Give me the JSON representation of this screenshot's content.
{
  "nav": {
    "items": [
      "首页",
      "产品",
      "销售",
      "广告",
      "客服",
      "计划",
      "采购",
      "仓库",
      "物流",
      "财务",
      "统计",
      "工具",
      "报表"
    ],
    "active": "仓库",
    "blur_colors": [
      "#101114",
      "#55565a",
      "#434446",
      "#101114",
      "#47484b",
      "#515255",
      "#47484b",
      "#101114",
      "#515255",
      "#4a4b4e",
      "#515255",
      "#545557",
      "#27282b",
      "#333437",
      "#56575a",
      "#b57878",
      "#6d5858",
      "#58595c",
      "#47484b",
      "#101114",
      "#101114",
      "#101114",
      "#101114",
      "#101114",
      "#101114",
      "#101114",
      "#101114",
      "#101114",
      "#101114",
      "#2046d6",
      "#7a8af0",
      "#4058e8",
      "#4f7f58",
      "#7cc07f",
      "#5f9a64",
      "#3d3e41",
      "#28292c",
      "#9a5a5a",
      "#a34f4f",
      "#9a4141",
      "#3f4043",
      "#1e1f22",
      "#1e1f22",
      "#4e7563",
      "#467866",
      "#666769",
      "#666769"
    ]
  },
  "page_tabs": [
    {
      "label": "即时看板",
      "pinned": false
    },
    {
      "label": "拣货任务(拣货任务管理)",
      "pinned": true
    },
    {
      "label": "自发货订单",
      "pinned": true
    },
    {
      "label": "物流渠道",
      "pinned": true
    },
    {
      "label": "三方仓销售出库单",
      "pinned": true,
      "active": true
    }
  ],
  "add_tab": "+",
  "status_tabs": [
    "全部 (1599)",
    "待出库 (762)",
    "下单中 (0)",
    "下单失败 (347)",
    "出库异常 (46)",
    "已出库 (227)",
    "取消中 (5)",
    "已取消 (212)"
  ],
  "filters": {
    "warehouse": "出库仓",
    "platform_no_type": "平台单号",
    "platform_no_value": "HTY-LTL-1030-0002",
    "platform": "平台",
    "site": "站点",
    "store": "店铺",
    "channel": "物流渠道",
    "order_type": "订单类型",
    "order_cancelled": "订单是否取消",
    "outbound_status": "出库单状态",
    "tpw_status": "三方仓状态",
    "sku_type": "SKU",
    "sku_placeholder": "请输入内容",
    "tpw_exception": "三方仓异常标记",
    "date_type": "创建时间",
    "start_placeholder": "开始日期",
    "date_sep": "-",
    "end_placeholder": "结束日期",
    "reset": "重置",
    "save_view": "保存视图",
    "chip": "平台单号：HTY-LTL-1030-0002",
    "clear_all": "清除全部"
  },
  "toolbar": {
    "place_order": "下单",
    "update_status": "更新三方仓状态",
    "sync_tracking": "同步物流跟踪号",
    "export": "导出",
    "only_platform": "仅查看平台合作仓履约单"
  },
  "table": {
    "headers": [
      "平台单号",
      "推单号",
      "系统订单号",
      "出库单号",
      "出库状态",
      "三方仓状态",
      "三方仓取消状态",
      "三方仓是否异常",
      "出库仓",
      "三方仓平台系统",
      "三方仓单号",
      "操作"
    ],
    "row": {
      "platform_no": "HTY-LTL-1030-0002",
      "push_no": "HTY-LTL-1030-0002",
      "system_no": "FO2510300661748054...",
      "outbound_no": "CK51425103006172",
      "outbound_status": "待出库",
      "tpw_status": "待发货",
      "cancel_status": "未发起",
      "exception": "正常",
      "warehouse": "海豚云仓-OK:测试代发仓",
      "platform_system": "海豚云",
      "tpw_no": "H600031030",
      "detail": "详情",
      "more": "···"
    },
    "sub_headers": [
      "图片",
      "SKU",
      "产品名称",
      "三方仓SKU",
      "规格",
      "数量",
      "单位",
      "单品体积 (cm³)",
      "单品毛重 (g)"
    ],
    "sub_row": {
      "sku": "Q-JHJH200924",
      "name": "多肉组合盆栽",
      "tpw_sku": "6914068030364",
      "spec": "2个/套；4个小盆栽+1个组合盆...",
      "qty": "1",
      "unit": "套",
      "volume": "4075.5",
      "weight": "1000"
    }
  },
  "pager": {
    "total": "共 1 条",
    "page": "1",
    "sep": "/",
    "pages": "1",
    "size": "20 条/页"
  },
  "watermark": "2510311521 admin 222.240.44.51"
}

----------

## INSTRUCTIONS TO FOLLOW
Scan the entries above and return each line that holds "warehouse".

## RESULT OF THIS EXERCISE
    "warehouse": "出库仓",
      "warehouse": "海豚云仓-OK:测试代发仓",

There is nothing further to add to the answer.